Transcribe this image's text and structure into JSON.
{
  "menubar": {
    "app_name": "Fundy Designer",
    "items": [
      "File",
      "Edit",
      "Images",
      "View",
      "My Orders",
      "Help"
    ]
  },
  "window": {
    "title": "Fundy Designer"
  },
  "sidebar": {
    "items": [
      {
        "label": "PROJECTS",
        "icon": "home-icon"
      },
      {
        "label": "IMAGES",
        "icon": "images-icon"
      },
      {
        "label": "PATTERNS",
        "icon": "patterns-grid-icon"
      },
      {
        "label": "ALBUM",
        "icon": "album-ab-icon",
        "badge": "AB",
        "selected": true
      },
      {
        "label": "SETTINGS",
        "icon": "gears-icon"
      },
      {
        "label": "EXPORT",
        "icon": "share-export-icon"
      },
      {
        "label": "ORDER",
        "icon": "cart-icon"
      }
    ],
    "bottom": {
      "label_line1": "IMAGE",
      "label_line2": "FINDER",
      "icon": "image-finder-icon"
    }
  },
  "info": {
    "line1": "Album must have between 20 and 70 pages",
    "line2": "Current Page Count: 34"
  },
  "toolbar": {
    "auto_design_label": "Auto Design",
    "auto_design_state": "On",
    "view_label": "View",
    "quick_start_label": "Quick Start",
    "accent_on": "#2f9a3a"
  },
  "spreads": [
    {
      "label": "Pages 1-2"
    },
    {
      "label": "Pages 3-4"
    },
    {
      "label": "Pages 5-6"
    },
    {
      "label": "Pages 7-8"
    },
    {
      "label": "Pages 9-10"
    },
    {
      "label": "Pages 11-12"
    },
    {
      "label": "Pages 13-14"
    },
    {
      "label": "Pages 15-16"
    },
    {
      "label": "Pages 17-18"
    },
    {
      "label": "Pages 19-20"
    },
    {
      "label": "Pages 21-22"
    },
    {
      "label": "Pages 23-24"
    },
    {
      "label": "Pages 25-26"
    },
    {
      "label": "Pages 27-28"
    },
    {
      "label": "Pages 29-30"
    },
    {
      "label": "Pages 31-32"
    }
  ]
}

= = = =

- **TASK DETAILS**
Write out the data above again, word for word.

- **YOUR RESPONSE**
Transcribe this image's text and structure into JSON.
{
  "menubar": {
    "app_name": "Fundy Designer",
    "items": [
      "File",
      "Edit",
      "Images",
      "View",
      "My Orders",
      "Help"
    ]
  },
  "window": {
    "title": "Fundy Designer"
  },
  "sidebar": {
    "items": [
      {
        "label": "PROJECTS",
        "icon": "home-icon"
      },
      {
        "label": "IMAGES",
        "icon": "images-icon"
      },
      {
        "label": "PATTERNS",
        "icon": "patterns-grid-icon"
      },
      {
        "label": "ALBUM",
        "icon": "album-ab-icon",
        "badge": "AB",
        "selected": true
      },
      {
        "label": "SETTINGS",
        "icon": "gears-icon"
      },
      {
        "label": "EXPORT",
        "icon": "share-export-icon"
      },
      {
        "label": "ORDER",
        "icon": "cart-icon"
      }
    ],
    "bottom": {
      "label_line1": "IMAGE",
      "label_line2": "FINDER",
      "icon": "image-finder-icon"
    }
  },
  "info": {
    "line1": "Album must have between 20 and 70 pages",
    "line2": "Current Page Count: 34"
  },
  "toolbar": {
    "auto_design_label": "Auto Design",
    "auto_design_state": "On",
    "view_label": "View",
    "quick_start_label": "Quick Start",
    "accent_on": "#2f9a3a"
  },
  "spreads": [
    {
      "label": "Pages 1-2"
    },
    {
      "label": "Pages 3-4"
    },
    {
      "label": "Pages 5-6"
    },
    {
      "label": "Pages 7-8"
    },
    {
      "label": "Pages 9-10"
    },
    {
      "label": "Pages 11-12"
    },
    {
      "label": "Pages 13-14"
    },
    {
      "label": "Pages 15-16"
    },
    {
      "label": "Pages 17-18"
    },
    {
      "label": "Pages 19-20"
    },
    {
      "label": "Pages 21-22"
    },
    {
      "label": "Pages 23-24"
    },
    {
      "label": "Pages 25-26"
    },
    {
      "label": "Pages 27-28"
    },
    {
      "label": "Pages 29-30"
    },
    {
      "label": "Pages 31-32"
    }
  ]
}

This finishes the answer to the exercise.